**Exercise input:**
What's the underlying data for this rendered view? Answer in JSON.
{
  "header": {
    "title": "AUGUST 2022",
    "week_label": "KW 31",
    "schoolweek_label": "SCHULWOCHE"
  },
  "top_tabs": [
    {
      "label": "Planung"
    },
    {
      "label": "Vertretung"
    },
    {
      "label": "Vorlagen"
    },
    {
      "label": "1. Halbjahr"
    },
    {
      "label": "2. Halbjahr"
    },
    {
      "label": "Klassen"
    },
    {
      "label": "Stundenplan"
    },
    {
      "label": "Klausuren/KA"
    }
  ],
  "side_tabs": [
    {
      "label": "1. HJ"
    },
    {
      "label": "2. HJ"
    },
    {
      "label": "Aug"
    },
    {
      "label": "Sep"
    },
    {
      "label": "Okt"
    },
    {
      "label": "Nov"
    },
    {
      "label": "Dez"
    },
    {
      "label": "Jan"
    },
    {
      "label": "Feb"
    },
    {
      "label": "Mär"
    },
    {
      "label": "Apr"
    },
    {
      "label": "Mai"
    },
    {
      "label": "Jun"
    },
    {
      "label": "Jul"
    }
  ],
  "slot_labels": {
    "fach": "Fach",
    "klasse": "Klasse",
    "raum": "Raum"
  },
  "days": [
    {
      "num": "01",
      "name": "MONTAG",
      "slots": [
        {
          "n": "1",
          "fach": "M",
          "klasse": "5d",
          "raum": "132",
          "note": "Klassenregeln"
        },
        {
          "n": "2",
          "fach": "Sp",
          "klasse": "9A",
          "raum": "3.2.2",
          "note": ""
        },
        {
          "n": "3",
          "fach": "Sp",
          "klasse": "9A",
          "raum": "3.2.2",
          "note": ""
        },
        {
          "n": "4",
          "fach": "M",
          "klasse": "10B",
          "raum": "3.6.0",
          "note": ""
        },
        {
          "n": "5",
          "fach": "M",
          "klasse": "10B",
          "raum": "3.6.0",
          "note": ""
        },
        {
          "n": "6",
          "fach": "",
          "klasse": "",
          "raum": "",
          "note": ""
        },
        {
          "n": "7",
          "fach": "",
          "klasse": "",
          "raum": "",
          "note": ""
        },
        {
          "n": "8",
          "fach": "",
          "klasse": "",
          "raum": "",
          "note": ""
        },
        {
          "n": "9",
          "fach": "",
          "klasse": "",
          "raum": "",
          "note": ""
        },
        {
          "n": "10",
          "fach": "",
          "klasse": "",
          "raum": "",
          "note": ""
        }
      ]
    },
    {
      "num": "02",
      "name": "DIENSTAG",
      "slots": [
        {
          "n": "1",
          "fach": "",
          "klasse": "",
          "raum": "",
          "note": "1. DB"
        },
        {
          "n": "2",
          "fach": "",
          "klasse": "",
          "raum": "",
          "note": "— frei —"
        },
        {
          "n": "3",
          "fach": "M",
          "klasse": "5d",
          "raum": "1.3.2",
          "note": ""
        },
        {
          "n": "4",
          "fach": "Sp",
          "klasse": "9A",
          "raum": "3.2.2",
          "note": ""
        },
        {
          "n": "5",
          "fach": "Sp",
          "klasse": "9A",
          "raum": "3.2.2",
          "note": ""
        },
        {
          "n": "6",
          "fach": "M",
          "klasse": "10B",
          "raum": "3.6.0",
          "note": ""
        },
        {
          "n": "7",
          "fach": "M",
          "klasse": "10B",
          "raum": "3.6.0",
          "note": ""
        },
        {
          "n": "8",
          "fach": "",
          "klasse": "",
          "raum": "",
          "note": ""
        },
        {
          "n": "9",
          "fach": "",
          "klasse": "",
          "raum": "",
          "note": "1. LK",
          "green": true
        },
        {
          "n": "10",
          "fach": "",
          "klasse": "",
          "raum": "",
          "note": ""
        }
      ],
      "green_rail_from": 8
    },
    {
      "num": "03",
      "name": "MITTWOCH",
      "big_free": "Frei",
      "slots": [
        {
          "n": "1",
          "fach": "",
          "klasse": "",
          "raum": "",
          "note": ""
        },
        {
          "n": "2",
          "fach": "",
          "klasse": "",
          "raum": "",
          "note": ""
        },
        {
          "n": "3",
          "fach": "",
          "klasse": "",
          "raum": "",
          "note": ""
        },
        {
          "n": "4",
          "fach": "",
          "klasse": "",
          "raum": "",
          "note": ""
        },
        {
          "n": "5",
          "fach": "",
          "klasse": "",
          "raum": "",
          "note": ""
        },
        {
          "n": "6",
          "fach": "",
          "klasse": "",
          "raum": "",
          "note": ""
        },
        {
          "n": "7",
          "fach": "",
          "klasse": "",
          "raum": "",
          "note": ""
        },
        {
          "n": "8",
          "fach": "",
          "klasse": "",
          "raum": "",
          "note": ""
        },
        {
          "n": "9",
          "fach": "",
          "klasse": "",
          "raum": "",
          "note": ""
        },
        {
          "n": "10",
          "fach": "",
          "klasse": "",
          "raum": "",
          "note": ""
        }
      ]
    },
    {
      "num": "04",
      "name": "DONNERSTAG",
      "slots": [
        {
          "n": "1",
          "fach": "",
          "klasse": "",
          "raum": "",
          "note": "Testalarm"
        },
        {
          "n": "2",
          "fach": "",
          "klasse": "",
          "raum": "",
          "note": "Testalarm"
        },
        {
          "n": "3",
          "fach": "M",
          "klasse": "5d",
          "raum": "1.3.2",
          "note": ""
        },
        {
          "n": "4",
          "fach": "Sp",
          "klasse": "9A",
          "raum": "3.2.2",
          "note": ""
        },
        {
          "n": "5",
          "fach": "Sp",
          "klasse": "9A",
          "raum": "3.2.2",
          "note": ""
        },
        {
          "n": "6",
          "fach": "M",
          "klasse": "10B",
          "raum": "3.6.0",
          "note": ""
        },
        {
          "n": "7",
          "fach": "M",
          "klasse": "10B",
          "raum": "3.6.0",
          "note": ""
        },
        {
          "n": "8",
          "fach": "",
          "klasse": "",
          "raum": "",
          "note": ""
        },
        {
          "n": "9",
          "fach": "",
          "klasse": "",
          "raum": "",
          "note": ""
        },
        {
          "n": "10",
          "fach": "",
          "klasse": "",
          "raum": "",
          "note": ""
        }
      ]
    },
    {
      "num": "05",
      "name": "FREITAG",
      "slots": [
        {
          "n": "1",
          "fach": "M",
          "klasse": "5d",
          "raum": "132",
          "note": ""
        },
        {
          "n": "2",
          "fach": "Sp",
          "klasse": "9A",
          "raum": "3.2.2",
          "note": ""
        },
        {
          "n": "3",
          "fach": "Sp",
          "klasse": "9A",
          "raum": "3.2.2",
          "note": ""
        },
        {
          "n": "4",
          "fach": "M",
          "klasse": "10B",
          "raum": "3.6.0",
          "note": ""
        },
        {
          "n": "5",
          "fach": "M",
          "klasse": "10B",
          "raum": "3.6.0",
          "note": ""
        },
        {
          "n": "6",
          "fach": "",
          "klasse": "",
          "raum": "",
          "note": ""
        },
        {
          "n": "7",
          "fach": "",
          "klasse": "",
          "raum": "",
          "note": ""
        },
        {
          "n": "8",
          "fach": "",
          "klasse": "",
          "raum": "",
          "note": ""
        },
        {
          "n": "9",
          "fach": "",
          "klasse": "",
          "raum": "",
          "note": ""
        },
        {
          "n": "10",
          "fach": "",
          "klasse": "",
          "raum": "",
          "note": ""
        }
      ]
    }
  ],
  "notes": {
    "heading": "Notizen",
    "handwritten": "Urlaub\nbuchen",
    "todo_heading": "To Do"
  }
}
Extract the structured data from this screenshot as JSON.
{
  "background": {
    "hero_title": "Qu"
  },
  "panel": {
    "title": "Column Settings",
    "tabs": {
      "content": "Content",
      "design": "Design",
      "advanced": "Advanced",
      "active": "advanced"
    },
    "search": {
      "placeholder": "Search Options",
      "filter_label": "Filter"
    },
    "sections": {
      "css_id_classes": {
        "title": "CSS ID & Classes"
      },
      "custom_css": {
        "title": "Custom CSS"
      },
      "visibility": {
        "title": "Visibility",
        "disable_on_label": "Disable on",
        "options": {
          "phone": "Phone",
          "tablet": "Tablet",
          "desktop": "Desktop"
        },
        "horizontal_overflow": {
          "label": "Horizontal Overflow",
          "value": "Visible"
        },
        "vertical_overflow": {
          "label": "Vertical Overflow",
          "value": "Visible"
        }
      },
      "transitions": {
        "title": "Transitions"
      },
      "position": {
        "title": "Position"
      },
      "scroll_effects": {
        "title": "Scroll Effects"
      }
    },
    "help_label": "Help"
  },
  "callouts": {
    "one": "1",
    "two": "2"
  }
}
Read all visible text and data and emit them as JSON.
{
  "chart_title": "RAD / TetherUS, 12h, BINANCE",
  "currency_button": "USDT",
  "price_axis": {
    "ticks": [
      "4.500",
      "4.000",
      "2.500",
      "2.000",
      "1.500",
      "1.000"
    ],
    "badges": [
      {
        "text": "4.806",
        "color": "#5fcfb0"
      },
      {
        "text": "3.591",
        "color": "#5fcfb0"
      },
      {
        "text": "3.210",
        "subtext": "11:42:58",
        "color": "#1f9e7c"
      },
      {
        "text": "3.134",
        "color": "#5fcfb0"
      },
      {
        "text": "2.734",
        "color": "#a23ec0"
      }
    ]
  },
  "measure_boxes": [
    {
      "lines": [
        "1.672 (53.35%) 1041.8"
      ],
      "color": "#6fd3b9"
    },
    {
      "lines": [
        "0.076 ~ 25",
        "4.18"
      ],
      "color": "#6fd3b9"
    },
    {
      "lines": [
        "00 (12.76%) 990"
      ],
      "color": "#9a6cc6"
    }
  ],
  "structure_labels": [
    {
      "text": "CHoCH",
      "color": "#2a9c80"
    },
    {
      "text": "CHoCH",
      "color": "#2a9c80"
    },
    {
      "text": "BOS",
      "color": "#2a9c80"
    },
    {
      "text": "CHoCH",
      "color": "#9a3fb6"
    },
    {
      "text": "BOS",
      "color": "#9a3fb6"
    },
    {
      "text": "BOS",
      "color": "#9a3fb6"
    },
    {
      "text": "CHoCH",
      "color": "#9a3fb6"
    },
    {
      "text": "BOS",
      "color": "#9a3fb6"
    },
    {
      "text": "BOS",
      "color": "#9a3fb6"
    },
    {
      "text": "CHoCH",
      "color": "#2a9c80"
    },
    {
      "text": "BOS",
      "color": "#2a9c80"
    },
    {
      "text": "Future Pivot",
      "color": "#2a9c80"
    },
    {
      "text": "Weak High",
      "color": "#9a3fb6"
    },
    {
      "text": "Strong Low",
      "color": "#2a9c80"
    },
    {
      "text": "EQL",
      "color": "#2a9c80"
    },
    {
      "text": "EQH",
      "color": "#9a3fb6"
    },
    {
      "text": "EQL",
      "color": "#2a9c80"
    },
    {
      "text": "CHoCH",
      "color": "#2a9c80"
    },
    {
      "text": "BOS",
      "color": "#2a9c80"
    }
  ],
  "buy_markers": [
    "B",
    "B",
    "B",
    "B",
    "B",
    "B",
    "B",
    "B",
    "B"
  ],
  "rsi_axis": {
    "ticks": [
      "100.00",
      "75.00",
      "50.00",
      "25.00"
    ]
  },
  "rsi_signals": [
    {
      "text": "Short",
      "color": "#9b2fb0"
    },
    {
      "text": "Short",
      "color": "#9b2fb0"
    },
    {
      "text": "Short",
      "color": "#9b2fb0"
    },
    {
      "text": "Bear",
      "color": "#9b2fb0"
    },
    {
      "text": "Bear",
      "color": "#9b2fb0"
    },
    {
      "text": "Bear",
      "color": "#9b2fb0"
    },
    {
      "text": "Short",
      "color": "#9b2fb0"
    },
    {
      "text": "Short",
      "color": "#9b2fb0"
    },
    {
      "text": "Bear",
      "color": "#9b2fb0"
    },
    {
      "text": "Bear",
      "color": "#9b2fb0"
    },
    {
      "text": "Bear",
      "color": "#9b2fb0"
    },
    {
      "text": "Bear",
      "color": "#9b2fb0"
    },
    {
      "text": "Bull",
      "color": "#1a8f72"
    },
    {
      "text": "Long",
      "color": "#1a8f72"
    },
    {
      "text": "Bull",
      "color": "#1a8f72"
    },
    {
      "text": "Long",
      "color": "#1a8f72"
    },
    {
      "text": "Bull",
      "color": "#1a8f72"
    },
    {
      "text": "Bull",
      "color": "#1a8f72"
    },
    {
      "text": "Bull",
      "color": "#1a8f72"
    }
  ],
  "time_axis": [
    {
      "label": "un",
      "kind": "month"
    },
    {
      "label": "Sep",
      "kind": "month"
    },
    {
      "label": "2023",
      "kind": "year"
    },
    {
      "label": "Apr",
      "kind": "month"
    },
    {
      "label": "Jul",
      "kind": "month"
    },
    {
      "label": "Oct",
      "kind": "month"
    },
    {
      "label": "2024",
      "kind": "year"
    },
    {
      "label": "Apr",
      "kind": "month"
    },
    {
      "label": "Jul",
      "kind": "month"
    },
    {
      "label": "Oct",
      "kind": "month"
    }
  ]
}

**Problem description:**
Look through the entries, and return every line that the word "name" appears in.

**Answer to the exercise:**
      "name": "MONTAG",
      "name": "DIENSTAG",
      "name": "MITTWOCH",
      "name": "DONNERSTAG",
      "name": "FREITAG",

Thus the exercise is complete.